This week, at the annual American Society of Reproductive Medicine (ASRM) Scientific Congress and Expo, New York University (NYU) Langone Fertility Center presented data for their patients who completed PGT-A utilizing standard analysis, those who had testing completed via the PGTai 1.0 platform, and those who had evaluation via the PGTai 2.0 platform. The results are astonishing – they found their patients who completed PGT-A evaluation via PGTai 2.0 rather than via prior methodologies, had a higher ongoing pregnancy rate/live birth rate (70.3% compared to 62%)6. It is important to understand the difference in these rates was significant, meaning the difference between the groups is expected to be related to the PGTai 2.0 technology, rather than another factor, or a chance occurrence. These NYU results indicated that 1 additional embryo transfer out of every 12 where PGTai 2.0 technology was utilized had an ongoing pregnancy/live birth. Let me say that again: 1 additional embryo transfer out of every 12 where PGTai 2.0 technology was utilized had an ongoing pregnancy/live birth. That is remarkable!
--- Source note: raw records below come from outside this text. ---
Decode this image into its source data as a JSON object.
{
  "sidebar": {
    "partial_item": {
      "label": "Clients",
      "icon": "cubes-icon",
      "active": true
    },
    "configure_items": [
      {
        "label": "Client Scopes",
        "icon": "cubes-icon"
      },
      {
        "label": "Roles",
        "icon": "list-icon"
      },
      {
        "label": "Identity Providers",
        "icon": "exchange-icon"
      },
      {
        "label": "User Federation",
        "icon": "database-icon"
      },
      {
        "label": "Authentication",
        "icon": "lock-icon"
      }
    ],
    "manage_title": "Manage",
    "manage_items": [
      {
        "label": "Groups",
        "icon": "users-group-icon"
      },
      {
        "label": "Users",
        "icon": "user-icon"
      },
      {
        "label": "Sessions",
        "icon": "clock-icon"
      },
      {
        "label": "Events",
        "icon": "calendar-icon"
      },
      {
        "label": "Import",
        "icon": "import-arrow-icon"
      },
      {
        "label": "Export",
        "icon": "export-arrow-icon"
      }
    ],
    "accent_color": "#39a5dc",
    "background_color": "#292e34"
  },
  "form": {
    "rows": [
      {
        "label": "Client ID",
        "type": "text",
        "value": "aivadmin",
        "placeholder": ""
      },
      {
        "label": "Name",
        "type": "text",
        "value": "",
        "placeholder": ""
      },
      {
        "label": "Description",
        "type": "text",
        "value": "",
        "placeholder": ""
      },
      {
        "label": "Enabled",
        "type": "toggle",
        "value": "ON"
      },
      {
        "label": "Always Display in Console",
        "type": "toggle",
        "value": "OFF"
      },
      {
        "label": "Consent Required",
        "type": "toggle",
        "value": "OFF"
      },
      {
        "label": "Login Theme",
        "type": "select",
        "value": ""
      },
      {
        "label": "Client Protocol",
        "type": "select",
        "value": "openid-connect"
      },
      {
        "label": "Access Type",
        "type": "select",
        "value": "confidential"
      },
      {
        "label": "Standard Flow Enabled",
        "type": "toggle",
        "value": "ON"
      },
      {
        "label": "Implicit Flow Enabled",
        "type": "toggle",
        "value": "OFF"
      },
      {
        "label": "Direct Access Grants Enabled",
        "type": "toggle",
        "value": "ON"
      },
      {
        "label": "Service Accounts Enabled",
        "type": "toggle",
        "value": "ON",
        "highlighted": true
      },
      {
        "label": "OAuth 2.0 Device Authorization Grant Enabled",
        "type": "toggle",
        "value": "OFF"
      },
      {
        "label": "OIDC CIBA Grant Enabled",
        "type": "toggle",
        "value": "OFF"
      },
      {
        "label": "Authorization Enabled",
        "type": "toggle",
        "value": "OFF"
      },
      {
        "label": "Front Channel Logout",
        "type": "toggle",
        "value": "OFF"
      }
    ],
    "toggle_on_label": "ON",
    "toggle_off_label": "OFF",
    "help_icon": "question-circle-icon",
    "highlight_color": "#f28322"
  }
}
There were additional findings in this study as well – patients who completed PGT-A via PGTai 2.0 had an increase in implantation rate (82.9% vs. 78.4%) and an increase in clinical pregnancy rates (77.4% vs. 71.6%) when compared to those who did not have testing completed via this technology6. More good news – those who completed PGT-A via PGTai 2.0 experienced lower rates (4.63% vs. 8.6%) of biochemical pregnancy loss (this occurs when a patient receives a positive pregnancy test, but pregnancy hormone levels fall before evidence of a pregnancy may be seen on ultrasound) and lower rates of miscarriage (11.3% vs. 12.4%)6. While these findings did not reach statistical significance, meaning it is not certain if the differences in these groups were related to the PGTai 2.0 platform, a different patient or biologic factor, or chance alone, these trends are promising. The conclusion of this NYU study was PGTai 2.0 technology significantly improved pregnancy outcomes over standard/prior methodologies for their patients6.

So, what do all these numbers mean for you? If you are considering PGT-A (and there are many reasons to do so – if you are 35-years old or older, if you have experienced multiple pregnancy losses, if you have had multiple unsuccessful embryo transfers, or maybe you just want the information), you should consider speaking with your doctor about utilizing the PGTai 2.0 platform. After all, as you are embarking on this journey, doesn’t it make sense to utilize the technology that gives you the best chance of success? Of course, it does. Good luck!


1Phillips KA, Deverka PA, Hooker GW, Douglas MP. Genetic Test Availability And Spending: Where Are We Now? Where Are We Going? Health Aff (Millwood). 2018;37(5):710-716.

2Gusella JF, Wexler NS, Conneally PM, Naylor SL, Anderson MA, Tanzi RE, Watkins PC, Ottina K, Wallace MR, Sakaguchi AY, et al. A polymorphic DNA marker genetically linked to Huntington’s disease. Nature. 1983; 306(5940):234-8.

3Simpson JL, Kuliev A, Rechitsky S. Overview of Preimplantation Genetic Diagnosis (PGD): Historical Perspective and Future Direction. Methods Mol Biol. 2019; 1885:23-43.

4Friedenthal, J., et al., Next generation sequencing for preimplantation genetic screening improves  pregnancy outcomes compared with array comparative genomic hybridization in single thawed euploid embryo transfer cycles,Fertility and Sterility, 2018. 109(4): p. 627-632.

5Friedenthal, J., et al., Clinical error rates of next generation sequencing and array comparative genomic hybridization with single thawed euploid embryo transfer, European Journal of Medical Genetics (2020).

6Buldo-Licciardi J, Large M, McCulloh D, McCaffrey C, Grifo JA. Second generation artificial intelligence technology for preimplantation genetic testing (PGT) improves pregnancy outcomes in single thawed euploid embryo transfer cycles (STEET). American Society of Reproductive Medicine (ASRM) Scientific Congress and Expo. 2020.